**Task statement**
Below are entries with pictures in them. Output exactly the lines starting at the line with "Parse this screenshot: output" and ending at the line with "Extract the structured", both included, but not the pictures.

**Recorded information**
------

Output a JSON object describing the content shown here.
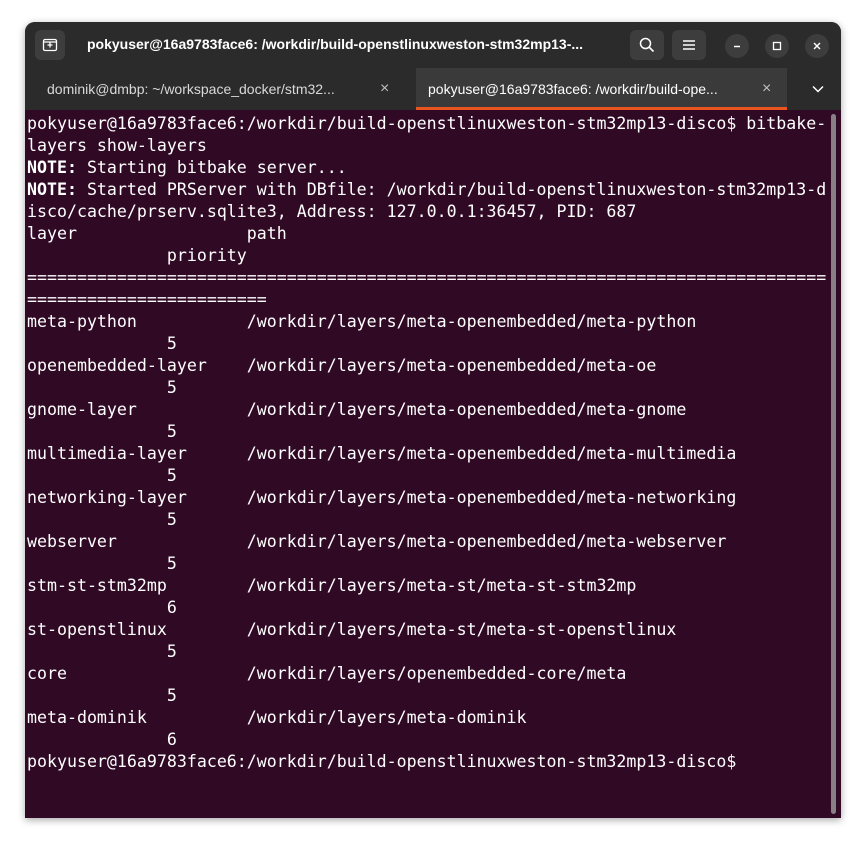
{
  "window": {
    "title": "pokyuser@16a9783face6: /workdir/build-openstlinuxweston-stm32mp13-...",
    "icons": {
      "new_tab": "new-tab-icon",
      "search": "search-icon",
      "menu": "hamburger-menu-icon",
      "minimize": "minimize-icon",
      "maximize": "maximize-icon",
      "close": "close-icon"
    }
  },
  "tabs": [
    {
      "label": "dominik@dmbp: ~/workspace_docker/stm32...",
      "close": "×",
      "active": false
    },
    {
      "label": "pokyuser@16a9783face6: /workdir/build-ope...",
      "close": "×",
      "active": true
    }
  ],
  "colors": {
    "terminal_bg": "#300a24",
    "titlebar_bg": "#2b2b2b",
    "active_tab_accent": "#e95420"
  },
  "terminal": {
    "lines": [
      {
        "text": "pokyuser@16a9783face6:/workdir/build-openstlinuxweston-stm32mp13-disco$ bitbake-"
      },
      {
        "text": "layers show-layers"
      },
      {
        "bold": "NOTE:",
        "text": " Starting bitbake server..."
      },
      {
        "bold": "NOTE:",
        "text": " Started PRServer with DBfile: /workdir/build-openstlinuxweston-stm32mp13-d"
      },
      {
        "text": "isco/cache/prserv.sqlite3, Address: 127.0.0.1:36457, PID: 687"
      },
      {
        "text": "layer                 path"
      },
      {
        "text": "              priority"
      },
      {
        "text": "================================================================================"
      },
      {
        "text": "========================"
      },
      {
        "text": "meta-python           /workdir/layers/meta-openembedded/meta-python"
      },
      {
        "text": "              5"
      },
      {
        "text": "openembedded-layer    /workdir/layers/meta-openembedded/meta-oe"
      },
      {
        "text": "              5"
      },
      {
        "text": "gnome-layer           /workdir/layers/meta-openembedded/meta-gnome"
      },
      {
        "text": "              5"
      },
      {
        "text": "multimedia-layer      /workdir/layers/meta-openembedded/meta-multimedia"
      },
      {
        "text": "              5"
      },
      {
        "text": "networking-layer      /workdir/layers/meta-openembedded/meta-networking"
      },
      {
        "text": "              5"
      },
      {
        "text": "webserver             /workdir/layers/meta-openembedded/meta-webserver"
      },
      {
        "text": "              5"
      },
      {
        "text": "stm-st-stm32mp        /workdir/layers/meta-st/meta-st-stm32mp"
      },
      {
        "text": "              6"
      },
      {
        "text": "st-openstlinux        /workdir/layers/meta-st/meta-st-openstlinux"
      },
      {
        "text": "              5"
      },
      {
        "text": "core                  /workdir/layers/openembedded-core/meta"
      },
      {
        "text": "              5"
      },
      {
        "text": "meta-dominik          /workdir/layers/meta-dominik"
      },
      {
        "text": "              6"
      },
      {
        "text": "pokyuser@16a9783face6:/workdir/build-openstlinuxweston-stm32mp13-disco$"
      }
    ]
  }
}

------

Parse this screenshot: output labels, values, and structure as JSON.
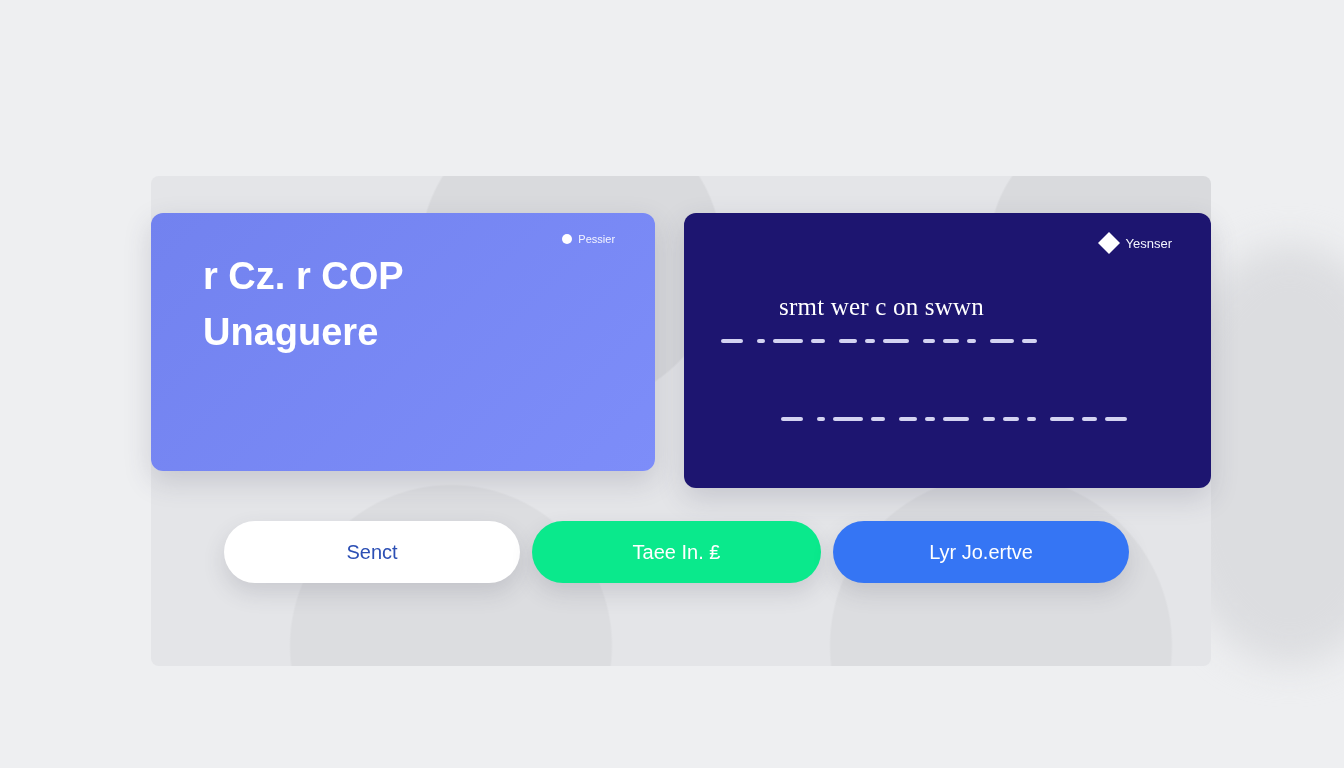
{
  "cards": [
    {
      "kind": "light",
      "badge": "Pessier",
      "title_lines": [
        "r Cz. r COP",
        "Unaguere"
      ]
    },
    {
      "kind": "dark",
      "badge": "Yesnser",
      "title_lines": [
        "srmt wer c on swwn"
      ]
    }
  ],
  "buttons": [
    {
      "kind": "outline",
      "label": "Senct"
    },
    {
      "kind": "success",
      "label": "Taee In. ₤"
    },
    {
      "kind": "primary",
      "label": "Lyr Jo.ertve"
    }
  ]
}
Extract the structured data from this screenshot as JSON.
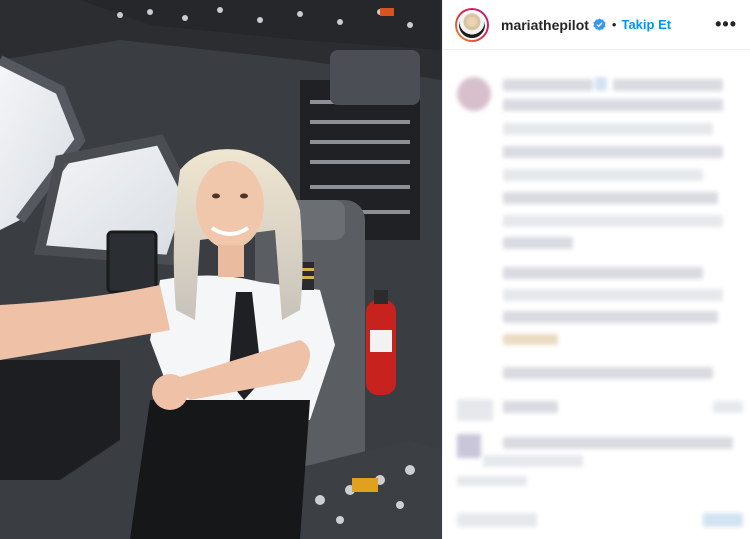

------

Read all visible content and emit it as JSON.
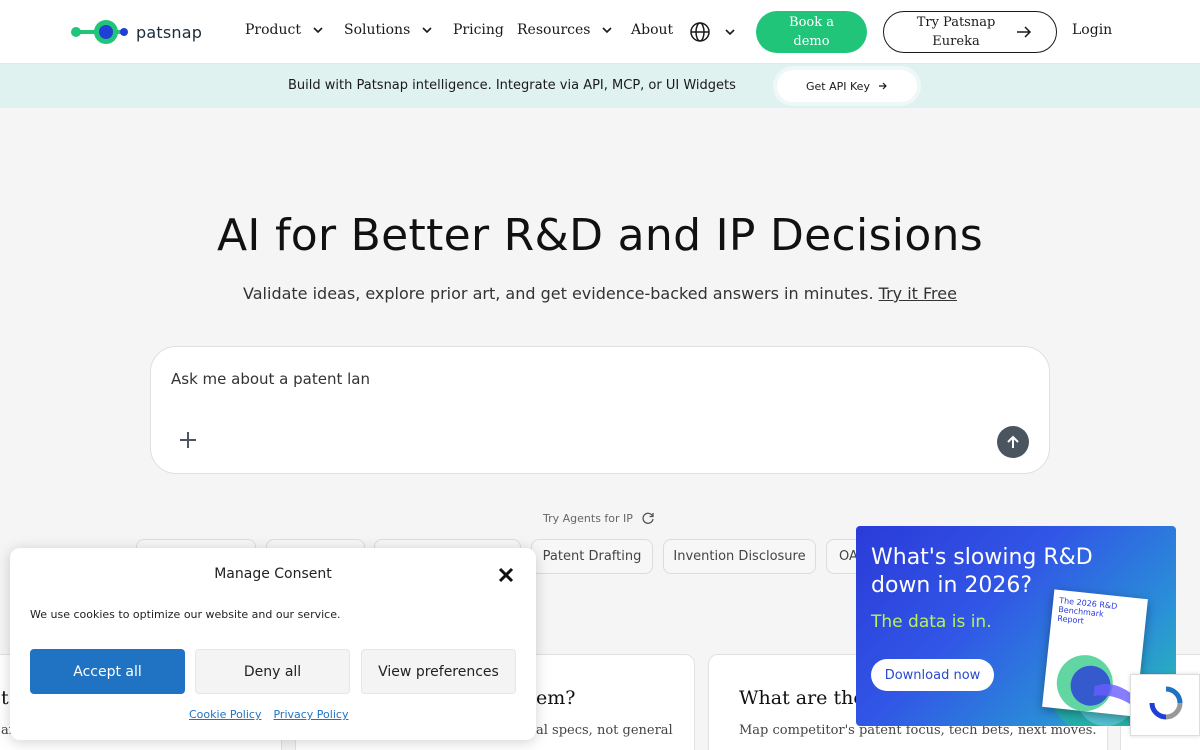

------

**Answer to the problem**
Parse this screenshot: output labels, values, and structure as JSON.
{
  "cards": [
    {
      "kind": "light",
      "badge": "Pessier",
      "title_lines": [
        "r Cz. r COP",
        "Unaguere"
      ]
    },
    {
      "kind": "dark",
      "badge": "Yesnser",
      "title_lines": [
        "srmt wer c on swwn"
      ]
    }
  ],
  "buttons": [
    {
      "kind": "outline",
      "label": "Senct"
    },
    {
      "kind": "success",
      "label": "Taee In. ₤"
    },
    {
      "kind": "primary",
      "label": "Lyr Jo.ertve"
    }
  ]
}
Extract the structured data from this screenshot as JSON.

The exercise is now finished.